We report on an experimental single-photon absorption study on gas-phase protonated collagen peptides employing a combination of mass spectrometry and synchrotron radiation. Partial ion yields for the main photoabsorption products vary steadily with photon energy over the range from 14 to 545 eV. At low energy, non-dissociative photoionisation competes with neutral molecule loss from the precursor ion, whereas fragmentation of the peptide backbone dominates at soft X-ray energies. Neutral molecule losses from the ionised peptide are found to have low energy barriers and most likely involve amino-acid residue side-chains with radical character, in particular aspartic acid. A particularly interesting finding is photoinduced loss of proline hydroxylation. The loss of this typical collagen post-translational modification might play a destabilizing role in the collagen structure.
- LASER-INDUCED IONIZATION/DISSOCIATION
- COLLISION-INDUCED DISSOCIATION
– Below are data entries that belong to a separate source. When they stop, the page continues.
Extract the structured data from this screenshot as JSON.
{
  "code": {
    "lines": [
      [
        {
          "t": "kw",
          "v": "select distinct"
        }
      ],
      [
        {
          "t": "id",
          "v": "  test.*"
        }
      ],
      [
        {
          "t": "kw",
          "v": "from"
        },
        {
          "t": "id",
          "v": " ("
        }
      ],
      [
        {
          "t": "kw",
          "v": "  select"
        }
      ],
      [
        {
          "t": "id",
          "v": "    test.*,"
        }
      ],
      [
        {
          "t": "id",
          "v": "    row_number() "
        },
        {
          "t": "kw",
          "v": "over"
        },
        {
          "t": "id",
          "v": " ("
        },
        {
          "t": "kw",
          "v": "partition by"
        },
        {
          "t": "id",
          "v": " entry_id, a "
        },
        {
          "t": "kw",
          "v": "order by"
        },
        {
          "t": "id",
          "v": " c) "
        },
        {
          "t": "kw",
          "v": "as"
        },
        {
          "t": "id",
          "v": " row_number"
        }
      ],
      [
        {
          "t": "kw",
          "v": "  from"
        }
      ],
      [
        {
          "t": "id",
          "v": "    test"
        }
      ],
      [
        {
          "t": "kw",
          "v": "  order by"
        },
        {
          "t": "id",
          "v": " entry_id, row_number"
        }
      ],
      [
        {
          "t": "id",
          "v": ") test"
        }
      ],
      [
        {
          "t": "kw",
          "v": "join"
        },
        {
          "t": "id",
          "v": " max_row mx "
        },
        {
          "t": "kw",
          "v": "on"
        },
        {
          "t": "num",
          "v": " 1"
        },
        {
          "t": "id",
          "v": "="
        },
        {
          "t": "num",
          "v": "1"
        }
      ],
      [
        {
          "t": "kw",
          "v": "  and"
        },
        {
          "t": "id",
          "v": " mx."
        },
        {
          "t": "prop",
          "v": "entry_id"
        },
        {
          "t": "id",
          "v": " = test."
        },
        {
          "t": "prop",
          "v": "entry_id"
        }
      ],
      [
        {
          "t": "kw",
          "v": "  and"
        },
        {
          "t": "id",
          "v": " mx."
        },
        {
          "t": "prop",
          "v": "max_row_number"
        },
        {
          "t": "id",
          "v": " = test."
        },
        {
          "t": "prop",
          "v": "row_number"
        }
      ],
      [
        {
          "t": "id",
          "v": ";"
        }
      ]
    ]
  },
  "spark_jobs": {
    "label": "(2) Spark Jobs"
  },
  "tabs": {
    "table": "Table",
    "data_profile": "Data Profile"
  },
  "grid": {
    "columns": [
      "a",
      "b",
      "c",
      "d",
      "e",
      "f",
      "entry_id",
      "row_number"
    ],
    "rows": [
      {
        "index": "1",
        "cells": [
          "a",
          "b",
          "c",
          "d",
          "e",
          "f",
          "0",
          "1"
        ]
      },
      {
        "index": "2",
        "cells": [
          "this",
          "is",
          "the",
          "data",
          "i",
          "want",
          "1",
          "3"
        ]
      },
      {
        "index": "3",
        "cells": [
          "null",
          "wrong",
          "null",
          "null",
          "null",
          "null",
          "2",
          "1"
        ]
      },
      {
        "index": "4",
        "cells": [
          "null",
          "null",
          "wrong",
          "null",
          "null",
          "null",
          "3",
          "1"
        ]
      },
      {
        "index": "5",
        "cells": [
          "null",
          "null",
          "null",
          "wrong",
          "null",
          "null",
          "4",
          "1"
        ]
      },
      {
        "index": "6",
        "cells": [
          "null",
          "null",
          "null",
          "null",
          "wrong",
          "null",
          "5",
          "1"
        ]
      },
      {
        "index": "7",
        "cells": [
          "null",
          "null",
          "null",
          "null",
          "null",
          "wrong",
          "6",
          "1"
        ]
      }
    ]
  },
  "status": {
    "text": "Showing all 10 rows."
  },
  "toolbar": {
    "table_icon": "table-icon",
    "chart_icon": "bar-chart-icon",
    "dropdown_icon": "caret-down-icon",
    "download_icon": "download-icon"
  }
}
- ABSORPTION MASS-SPECTROMETRY
- DENSITY-FUNCTIONAL THEORY
- PROTONATED PEPTIDES